1) Recording sounds : this is done to a reel to reel tape machine, but there are lots of cool alternatives out there. (My buddy and I were just trying to get this wire recorder going - there's nothing like hearing a fifteen-piece big band from 60 years ago being played off of something you'd hang a painting with)
2) Mixing sounds : we mix everything down to 1/2" tape for the mastering engineer. there is a corollary challenge to recording here, because if you can't save mixes to work on later; if you don't print the mix, it's lost when you move on to the next one.
3) Mastering sounds for the world: we send the 1/2" tape (one reel for each side of the record) to an engineer who is skilled in analogue mastering. there are not too many of them out there, as it requires a special skill set and some really crazy gear. the engineer transfers the tape signal into an acetate, which is the seed of what will become the record stampers. a digital master is also created during this process, which we use for Spotify and bandcamp and such.
*(in large because, for the most part, I don't know very much about the technical side)
What's the goal for 2017 for Twain? New recordings? Tours? Are you a planner or do you take things slowly and organically like your music would imply?
I'm chronically indecisive (these answers, even the short ones, have taken me more time to settle on than I care to admit*) and consequentially a terrible planner. Basically, I have been extremely lucky.
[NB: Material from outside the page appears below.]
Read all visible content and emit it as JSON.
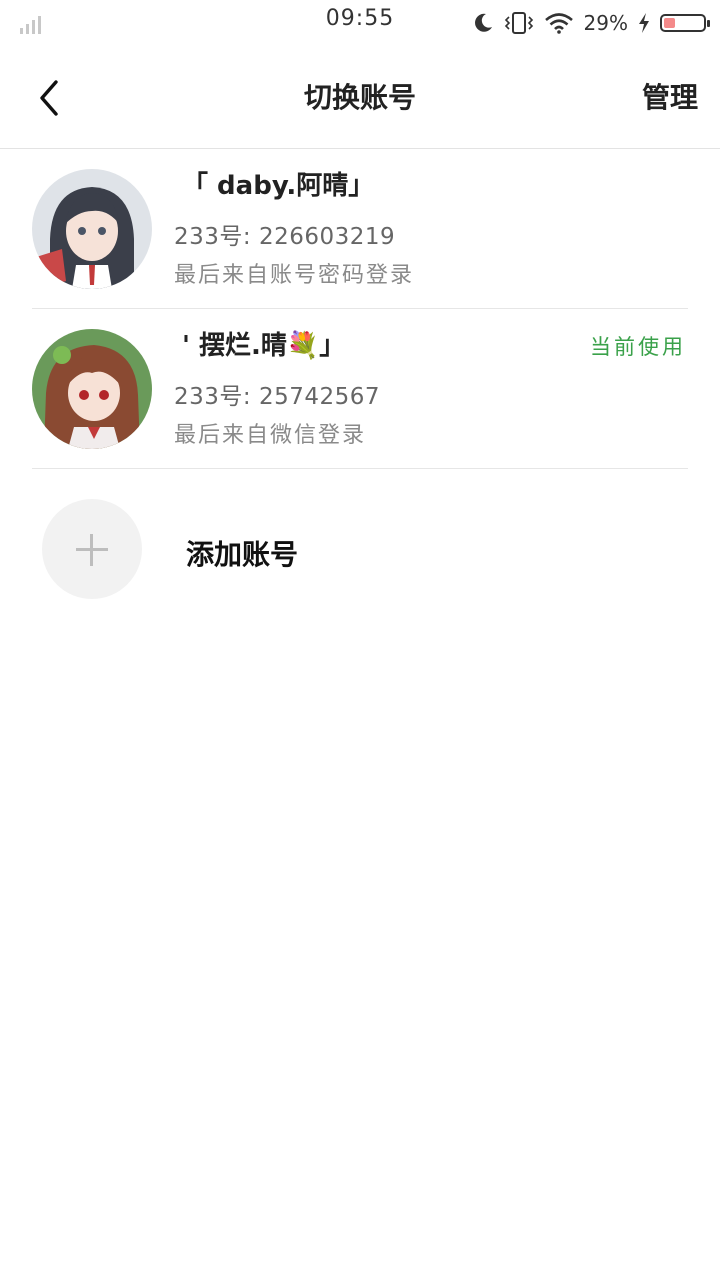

A lot of folks have reached out and offered support; I wouldn't have the wherewithal to do this publicly without people showing that kind of confidence and love.
*(the fact that this personality trait is codes into the band name is not lost on me)
Purchase a limited vinyl reissue of Twain's record Life Labors in the Choir.